** Data extracts follows **

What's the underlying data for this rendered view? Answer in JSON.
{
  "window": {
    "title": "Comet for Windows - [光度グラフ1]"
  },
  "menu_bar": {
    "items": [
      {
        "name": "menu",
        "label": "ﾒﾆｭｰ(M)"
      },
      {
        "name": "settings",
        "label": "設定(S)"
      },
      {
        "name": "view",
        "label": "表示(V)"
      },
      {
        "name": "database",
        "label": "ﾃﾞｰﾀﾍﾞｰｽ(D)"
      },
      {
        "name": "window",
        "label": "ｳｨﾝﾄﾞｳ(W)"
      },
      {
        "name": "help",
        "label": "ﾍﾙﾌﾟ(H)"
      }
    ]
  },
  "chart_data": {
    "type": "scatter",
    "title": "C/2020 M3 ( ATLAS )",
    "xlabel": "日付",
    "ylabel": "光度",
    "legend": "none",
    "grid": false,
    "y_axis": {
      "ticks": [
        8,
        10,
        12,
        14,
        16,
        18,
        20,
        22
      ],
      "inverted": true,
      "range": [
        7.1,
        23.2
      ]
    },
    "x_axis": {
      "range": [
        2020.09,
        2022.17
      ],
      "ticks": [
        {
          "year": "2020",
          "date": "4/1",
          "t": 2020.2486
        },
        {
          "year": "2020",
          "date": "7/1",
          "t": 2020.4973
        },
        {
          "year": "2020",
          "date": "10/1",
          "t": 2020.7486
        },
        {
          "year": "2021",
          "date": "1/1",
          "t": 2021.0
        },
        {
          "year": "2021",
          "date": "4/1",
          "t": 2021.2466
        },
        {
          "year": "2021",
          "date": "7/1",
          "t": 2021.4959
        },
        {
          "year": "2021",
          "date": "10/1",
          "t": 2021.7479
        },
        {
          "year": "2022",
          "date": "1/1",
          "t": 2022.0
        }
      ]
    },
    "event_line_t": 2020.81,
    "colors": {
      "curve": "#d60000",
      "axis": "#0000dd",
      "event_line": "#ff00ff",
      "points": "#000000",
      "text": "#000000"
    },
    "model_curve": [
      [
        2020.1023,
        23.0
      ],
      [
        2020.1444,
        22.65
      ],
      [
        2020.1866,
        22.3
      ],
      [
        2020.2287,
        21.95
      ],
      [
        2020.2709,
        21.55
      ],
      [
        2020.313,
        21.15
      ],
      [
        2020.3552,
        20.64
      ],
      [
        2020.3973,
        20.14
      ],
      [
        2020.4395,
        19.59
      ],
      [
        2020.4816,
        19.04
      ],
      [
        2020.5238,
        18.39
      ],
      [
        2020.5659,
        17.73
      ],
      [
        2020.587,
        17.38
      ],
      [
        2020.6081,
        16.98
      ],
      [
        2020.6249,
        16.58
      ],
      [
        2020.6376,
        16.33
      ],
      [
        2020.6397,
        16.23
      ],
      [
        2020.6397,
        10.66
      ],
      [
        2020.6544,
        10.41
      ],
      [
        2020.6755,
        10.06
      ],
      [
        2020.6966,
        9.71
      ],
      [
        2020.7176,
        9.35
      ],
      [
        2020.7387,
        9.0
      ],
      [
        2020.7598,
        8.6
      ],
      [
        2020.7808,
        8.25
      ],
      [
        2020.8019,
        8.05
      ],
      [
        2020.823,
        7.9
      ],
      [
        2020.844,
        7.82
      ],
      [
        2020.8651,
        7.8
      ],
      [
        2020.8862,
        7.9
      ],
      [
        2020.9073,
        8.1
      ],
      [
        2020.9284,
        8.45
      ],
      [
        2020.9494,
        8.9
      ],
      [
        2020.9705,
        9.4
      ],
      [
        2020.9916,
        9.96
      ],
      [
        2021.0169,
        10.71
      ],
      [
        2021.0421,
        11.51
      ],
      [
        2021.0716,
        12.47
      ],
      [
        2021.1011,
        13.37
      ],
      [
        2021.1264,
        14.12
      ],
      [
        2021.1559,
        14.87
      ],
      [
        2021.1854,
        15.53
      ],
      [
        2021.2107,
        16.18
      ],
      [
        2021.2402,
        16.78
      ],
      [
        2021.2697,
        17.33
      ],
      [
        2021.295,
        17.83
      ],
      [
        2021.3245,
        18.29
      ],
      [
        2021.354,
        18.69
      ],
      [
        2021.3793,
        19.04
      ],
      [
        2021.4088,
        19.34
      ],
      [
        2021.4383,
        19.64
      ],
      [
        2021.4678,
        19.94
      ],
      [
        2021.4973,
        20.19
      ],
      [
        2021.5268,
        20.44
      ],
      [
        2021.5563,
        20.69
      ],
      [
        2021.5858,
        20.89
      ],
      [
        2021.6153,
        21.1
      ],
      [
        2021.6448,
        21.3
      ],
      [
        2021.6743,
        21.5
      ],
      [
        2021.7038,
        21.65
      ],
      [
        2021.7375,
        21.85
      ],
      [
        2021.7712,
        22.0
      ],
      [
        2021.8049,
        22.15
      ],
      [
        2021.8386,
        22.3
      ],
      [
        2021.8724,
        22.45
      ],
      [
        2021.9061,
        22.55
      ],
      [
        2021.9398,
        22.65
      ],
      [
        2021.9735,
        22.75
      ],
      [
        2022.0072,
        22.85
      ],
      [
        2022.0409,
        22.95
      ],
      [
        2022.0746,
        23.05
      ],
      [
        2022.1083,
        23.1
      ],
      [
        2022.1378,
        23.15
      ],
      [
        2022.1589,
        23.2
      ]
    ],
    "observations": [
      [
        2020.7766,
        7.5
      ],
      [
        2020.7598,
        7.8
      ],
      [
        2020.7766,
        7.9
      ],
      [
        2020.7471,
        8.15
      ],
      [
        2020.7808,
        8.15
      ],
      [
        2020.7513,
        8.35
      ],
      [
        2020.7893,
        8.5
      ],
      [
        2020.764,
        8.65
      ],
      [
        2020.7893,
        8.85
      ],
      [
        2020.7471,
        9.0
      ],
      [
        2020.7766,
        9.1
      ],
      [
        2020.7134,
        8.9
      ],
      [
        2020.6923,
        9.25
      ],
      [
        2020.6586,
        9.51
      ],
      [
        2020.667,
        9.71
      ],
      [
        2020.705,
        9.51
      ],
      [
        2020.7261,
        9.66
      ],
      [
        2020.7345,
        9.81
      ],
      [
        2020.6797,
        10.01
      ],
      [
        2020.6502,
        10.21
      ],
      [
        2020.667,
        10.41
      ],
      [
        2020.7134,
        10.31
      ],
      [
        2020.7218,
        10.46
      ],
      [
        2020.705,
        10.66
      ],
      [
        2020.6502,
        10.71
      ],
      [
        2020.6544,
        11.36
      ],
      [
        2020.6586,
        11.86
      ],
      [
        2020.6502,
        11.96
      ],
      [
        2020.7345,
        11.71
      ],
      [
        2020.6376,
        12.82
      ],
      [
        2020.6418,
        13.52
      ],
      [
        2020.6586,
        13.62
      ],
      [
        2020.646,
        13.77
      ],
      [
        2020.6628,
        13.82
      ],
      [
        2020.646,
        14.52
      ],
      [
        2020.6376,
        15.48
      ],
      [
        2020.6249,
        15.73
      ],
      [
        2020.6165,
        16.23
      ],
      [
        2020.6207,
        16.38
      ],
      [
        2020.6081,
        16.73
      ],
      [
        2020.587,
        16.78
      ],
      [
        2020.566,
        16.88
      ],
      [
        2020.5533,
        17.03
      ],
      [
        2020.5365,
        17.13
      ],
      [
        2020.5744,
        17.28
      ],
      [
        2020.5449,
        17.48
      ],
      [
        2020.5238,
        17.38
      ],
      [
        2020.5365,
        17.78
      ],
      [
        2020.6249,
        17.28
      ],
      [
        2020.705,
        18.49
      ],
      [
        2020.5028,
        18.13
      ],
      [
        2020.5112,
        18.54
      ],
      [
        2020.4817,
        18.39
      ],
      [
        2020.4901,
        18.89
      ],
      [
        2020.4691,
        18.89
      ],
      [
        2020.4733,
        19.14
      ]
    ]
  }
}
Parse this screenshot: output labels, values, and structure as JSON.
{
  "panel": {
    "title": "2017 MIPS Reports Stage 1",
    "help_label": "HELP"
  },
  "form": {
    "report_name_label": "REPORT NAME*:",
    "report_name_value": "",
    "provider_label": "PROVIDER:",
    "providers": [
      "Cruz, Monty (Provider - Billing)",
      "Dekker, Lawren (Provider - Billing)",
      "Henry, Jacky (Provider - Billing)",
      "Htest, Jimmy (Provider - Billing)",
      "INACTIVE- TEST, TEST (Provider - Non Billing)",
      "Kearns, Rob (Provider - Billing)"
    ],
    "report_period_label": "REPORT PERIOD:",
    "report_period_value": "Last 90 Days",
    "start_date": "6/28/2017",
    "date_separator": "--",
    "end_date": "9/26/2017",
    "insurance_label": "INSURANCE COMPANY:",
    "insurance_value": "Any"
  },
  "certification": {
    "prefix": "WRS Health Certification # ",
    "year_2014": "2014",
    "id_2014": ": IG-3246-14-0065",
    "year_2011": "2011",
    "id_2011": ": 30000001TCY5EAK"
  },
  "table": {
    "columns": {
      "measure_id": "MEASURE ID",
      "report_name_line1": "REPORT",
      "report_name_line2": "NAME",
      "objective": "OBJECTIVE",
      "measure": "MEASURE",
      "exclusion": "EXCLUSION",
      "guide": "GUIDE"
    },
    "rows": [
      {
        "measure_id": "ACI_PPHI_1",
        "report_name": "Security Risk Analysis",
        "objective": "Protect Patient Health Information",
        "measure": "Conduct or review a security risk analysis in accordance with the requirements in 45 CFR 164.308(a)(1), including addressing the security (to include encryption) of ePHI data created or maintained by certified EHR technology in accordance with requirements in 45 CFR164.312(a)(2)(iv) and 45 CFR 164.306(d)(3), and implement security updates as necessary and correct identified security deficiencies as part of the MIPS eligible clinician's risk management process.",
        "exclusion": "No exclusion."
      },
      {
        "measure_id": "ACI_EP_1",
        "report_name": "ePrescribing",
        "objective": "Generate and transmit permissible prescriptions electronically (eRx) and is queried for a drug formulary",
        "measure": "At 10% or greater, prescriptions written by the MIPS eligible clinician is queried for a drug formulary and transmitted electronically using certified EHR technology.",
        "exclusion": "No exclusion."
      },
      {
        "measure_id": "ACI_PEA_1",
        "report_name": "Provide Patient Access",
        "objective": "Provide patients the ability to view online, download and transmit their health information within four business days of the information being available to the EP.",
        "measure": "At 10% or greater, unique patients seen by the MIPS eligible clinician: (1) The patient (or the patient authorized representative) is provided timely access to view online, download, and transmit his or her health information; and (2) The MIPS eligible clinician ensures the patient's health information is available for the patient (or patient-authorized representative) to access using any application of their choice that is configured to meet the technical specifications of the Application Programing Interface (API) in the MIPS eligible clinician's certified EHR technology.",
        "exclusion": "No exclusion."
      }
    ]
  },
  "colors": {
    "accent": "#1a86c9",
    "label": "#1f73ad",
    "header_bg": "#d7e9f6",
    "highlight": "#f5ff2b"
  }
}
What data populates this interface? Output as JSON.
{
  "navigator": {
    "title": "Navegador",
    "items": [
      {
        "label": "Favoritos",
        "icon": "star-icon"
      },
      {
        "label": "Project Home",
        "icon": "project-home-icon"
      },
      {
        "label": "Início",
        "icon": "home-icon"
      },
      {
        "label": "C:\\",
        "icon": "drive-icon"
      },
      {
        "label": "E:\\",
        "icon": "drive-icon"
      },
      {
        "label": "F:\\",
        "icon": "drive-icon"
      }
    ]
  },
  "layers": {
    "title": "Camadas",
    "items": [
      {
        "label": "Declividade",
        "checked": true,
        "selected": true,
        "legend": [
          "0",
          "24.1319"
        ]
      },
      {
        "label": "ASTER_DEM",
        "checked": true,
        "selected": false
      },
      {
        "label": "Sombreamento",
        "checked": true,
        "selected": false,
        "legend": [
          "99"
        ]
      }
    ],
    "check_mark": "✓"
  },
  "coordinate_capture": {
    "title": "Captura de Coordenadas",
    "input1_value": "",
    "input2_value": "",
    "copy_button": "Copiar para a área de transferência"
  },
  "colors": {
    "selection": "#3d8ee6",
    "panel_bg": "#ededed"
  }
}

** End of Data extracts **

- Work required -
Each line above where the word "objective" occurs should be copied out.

- Exercise solution -
      "objective": "OBJECTIVE",
        "objective": "Protect Patient Health Information",
        "objective": "Generate and transmit permissible prescriptions electronically (eRx) and is queried for a drug formulary",
        "objective": "Provide patients the ability to view online, download and transmit their health information within four business days of the information being available to the EP.",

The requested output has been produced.